MUSE 780. Special Topics: _____. 1-3 Hours.
Advanced courses on special topics in museum studies, given as need arises. Lectures, discussions of readings, and guest speakers. Topic for semester to be announced. Prerequisite: Graduate standing in Museum Studies Program or permission of instructor. LEC.
MUSE 782. Seminar in Museum Topics: _____. 1-3 Hours.
In-depth examination of specific topics currently of concern to museums and museum professionals. Topic for semester to be announced. Prerequisite: Graduate standing in Museum Studies Program, or permission of instructor. LEC.
MUSE 790. Advanced Study. 1-3 Hours.
Individual research in a specialized topic not ordinarily treated in a Museum Studies core course for which there is a member of the graduate faculty competent and willing to direct a research project. Prerequisite: Consent of instructor. RSH.
MUSE 792. Directed Readings. 1-3 Hours.
Directed reading in an area of Museum Studies in which there is no particular course in the Museum Studies program or in cooperating departments but in which there is a member of the graduate faculty competent and willing to direct a program study. Prerequisite: Consent of instructor. IND.
MUSE 799. Museum Apprenticeship. 1-6 Hours.
Provides directed, practical experience in research, collection, care, and management, public education, and exhibits with emphasis to suit the particular requirements of each student. Graded on a satisfactory/unsatisfactory basis. (Same as AMS 799, ANTH 799, BIOL 799, GEOL 723, and HIST 799.) INT.
MUSE 801. The Nature of Museums. 3 Hours.
The purpose of this course is to provide an overview of the kinds of museums, their various missions, and their characteristics and potentials as research, education, and public service institutions responsible for collections of natural and cultural objects. (Same as AMS 720, BIOL 788, GEOL 782, and HIST 720.) Prerequisite: Museum Studies student, Indigenous Nations Studies student, or consent of instructor. LEC.

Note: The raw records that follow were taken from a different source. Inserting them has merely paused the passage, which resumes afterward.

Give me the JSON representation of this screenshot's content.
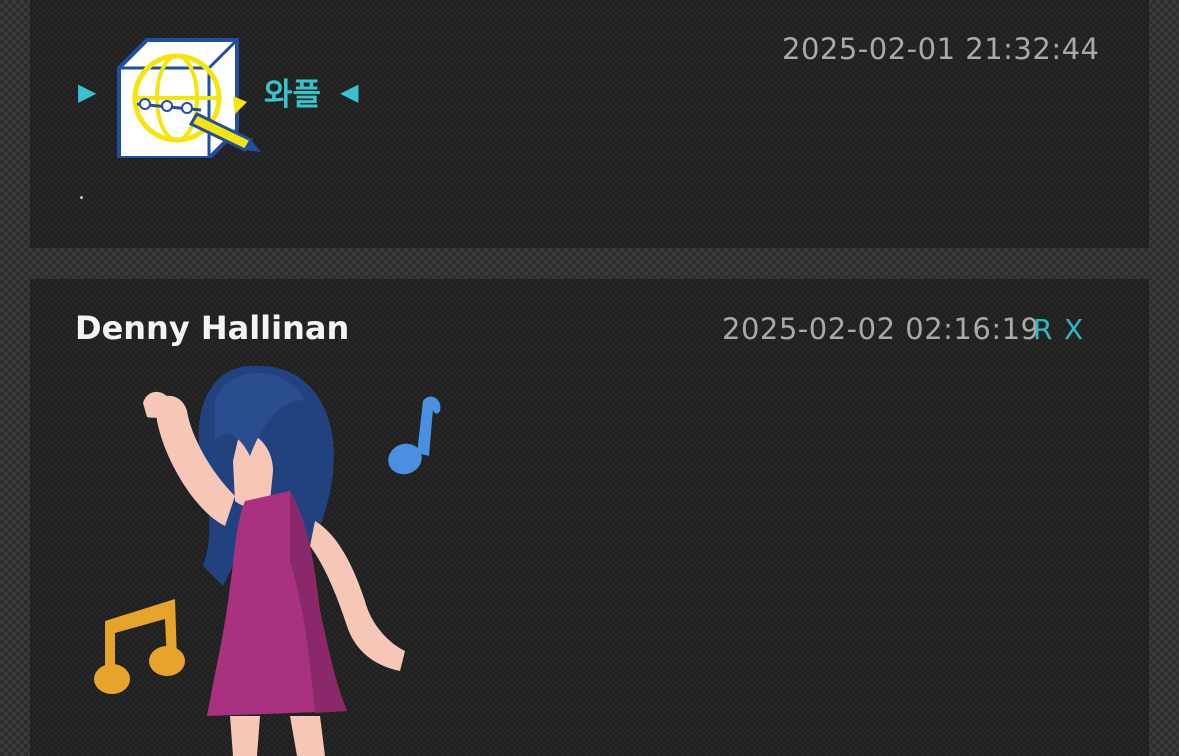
{
  "comments": [
    {
      "nickname": "와플",
      "nickname_prefix_icon": "play-right-icon",
      "nickname_suffix_icon": "play-left-icon",
      "nickname_image": "wireframe-cube-pencil-icon",
      "timestamp": "2025-02-01 21:32:44",
      "body": "."
    },
    {
      "author": "Denny Hallinan",
      "timestamp": "2025-02-02 02:16:19",
      "reply_label": "R",
      "delete_label": "X",
      "image": "dancing-woman-illustration"
    }
  ],
  "colors": {
    "accent": "#36c3cc",
    "timestamp": "#a9a9a9",
    "card_bg": "#202020",
    "page_bg": "#2e2e2e"
  }
}
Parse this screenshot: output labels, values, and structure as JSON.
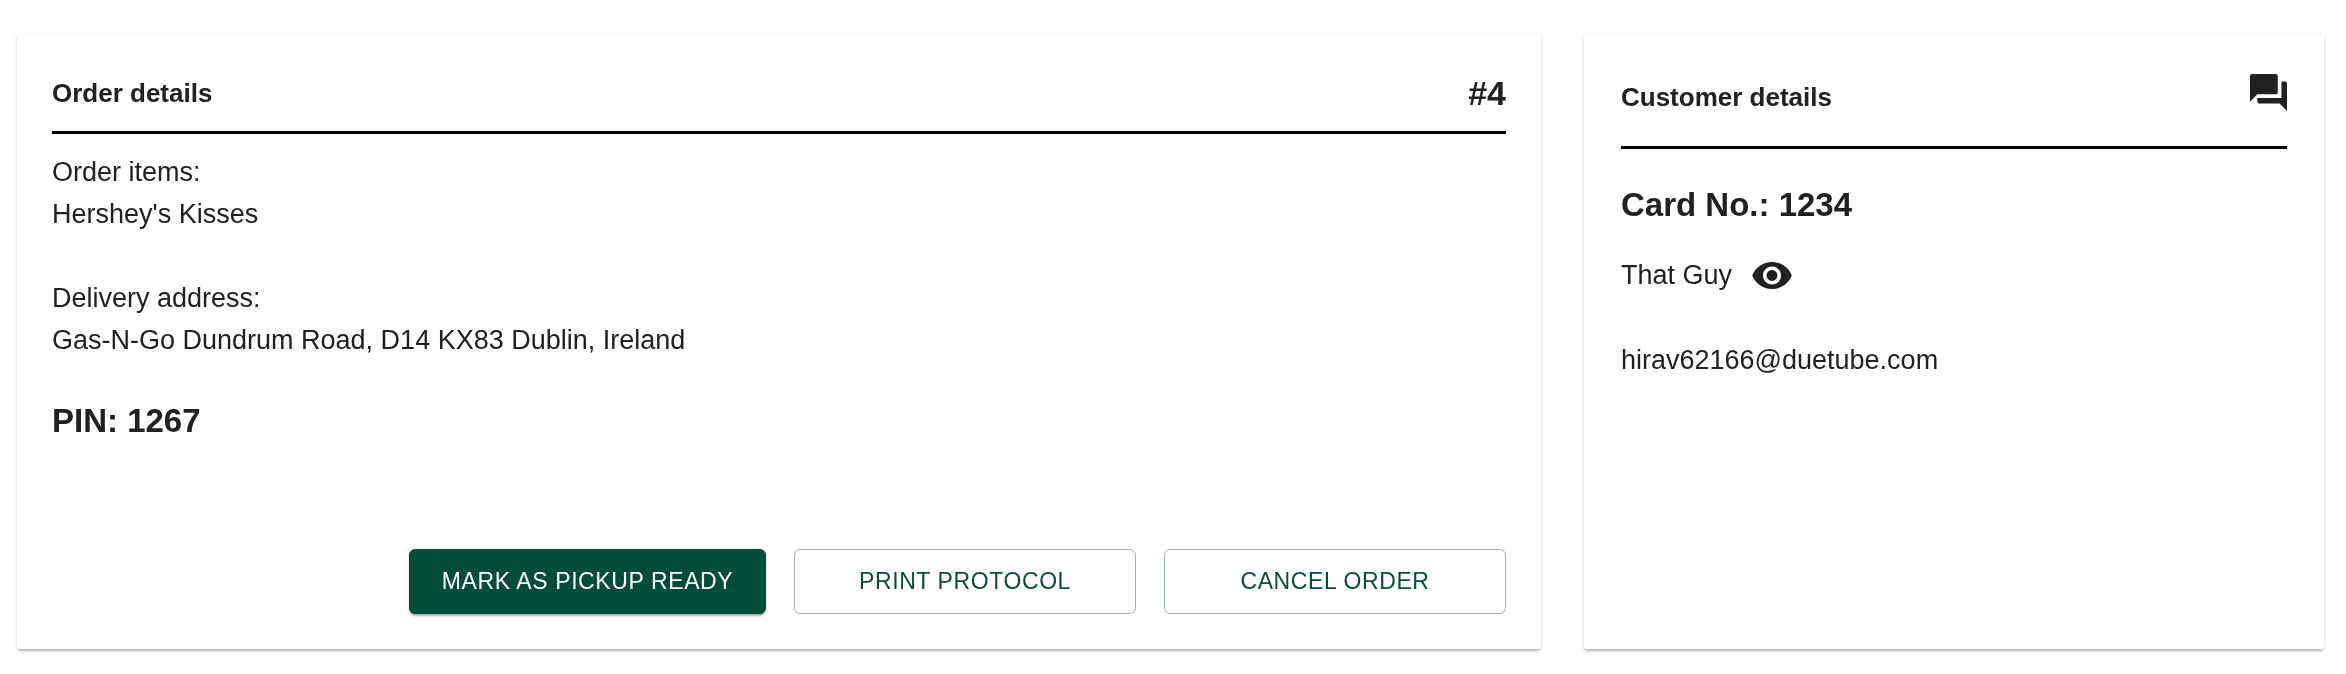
{
  "order_details": {
    "title": "Order details",
    "number": "#4",
    "sections": [
      {
        "label": "Order items:",
        "value": "Hershey's Kisses"
      },
      {
        "label": "Delivery address:",
        "value": "Gas-N-Go Dundrum Road, D14 KX83 Dublin, Ireland"
      }
    ],
    "pin": "PIN: 1267",
    "buttons": [
      {
        "label": "MARK AS PICKUP READY",
        "kind": "primary"
      },
      {
        "label": "PRINT PROTOCOL",
        "kind": "outlined"
      },
      {
        "label": "CANCEL ORDER",
        "kind": "outlined"
      }
    ]
  },
  "customer_details": {
    "title": "Customer details",
    "card_number": "Card No.: 1234",
    "name": "That Guy",
    "email": "hirav62166@duetube.com"
  }
}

MUSE 802. Culture of Museums. 3 Hours.
Culture of Museums is the second of a 2-semester course sequence, and highlights classic texts and current directions in museum studies. It is organized around the core conceptual domains of museums - Materiality, Representation, and Engagement. The course establishes the framework for understanding changes on the horizon for museums, and enables students to be familiar with classic texts in the field. Museums of art, history, natural history, are included, as well as museums large and small. Each week the class will read assigned articles or chapters and will be prepared to discuss and analyze the assignment. In addition, each week there will be several monographs assigned that elaborate and inform the topic. One student will take responsibility for each work and will lead discussion concerning the material. The student will familiarize themselves with the work, and should meet with the instructor before class to structure their presentation. In class, the student will lead discussion and emphasize key elements in the work. SEM.
MUSE 803. Seminar in Current Museum Topics. 3 Hours.
This course has two core objectives - (1) to consider current issues in and around museums that will have a bearing on the field's future, and (2) to be a springboard for museum studies students to formulate and make substantial headway on their required final projects. Therefore, in addition to each week's readings assigned by the instructor, each student will have several opportunities to select the readings for the rest of the class. The student-assigned readings will be relevant to each student's research, and will (1) help students acquire a more nuanced and critical grasp of works that are key to their research by getting feedback from the rest of the class; and (2) build the class's general awareness of important scholarship in the field. SEM.